Mathematics Stack Exchange is a question and answer site for people studying math at any level and professionals in related fields. Join them; it only takes a minute:

Sign up
Here's how it works:
  1. Anybody can ask a question
  2. Anybody can answer
  3. The best answers are voted up and rise to the top

Can someone explain to me why $\alpha' < \alpha$ and $\beta'<\beta$ when point $p_l$ is inside the circle? There is suppose to be a way to see this using Thales' theorem.

Also if $p_l$ is inside the circle defined by $p_i,p_j,p_k$ then how does one show that $p_k$ is inside the circle defined by $p_i,p_j,p_l$.

enter image description here

share|cite|improve this question
In your picture it looks like $p_l$ is actually the center of the circle, which can be somewhat misleading. – tomasz Jul 29 '12 at 11:04
Also, thoughts?
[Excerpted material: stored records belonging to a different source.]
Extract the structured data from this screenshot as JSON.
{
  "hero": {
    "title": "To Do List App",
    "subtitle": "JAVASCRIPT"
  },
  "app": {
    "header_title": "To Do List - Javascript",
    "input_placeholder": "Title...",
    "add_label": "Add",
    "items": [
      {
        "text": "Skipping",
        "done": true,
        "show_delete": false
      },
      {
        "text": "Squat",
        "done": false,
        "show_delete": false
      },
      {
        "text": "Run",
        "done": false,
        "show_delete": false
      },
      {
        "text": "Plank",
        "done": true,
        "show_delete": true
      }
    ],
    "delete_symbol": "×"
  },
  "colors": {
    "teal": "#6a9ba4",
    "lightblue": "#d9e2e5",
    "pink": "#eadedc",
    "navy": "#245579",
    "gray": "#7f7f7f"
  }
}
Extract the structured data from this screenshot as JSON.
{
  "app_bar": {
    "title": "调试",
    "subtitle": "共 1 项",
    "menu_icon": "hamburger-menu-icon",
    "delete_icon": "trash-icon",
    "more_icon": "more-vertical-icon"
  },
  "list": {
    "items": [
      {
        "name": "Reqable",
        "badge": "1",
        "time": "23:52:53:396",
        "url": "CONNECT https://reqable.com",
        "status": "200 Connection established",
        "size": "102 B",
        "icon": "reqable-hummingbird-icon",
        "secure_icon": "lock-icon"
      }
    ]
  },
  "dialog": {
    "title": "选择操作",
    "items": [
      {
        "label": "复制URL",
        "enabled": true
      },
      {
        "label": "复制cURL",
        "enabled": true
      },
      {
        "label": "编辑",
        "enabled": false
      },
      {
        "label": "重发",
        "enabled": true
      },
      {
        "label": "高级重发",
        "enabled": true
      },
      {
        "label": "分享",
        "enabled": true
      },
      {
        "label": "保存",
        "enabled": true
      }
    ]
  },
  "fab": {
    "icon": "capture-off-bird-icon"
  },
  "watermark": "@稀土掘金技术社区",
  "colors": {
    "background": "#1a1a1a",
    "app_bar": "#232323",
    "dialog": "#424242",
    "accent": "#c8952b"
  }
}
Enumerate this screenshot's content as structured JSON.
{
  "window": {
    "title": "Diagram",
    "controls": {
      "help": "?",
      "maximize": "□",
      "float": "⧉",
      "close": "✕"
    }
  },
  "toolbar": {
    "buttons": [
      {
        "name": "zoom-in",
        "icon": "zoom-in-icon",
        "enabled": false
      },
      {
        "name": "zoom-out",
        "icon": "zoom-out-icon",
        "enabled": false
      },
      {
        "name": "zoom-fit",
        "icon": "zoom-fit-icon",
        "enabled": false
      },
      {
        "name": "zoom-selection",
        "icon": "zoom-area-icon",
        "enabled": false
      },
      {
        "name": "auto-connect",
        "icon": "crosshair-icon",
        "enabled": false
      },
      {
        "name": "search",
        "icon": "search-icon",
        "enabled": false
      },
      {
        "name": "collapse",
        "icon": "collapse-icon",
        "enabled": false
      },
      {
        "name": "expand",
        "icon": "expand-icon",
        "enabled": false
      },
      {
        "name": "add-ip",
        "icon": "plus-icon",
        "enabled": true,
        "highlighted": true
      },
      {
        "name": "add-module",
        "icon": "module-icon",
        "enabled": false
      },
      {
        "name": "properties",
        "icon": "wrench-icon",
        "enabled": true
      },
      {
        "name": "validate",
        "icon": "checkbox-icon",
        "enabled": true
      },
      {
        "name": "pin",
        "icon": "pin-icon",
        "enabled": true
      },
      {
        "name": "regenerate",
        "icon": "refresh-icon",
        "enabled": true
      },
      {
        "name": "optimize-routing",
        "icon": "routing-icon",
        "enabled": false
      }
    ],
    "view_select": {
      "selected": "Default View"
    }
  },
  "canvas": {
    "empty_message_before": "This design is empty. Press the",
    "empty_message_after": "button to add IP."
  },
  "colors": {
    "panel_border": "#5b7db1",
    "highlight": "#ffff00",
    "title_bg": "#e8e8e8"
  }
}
Especially about the second one – I can't see what can be hard about this one, so I can't really provide a hint. Or do you mean by "in the circle" actually "within the disc bounded by the circle"? That is obviously false (like in your picture, if you swap $p_k$ with either $p_j$ or $p_i$). – tomasz Jul 29 '12 at 11:07
up vote 0 down vote accepted

For a chord on a circle, say $p_ip_k$, the angle subtended from a point, say $p_j$ is half the angle subtended from the center; so $\alpha'<\alpha$. A similar argument for $\beta'<\beta$.

share|cite|improve this answer
I had the impression that the question was about a point inside the circle, not in the center. And you did not really use Thales here (directly). :) – tomasz Jul 30 '12 at 11:33

Looks like homework, so I'll try to just drop some hints.

For the first one, replace $p_j$ with a $p_j'$, the intersection of the line $\overline{p_ip_l}$ and the circle. Then consider the line through $p_l$ parallel to $\overline{p_j'p_k}$ and its intersection with $\overline{p_ip_k}$.

For the second one, notice that for arbitrary circle, any three points on it define the very circle, so it doesn't matter which three you pick.

share|cite|improve this answer

Your Answer


By posting your answer, you agree to the privacy policy and terms of service.

Not the answer you're looking for? Browse other questions tagged or ask your own question.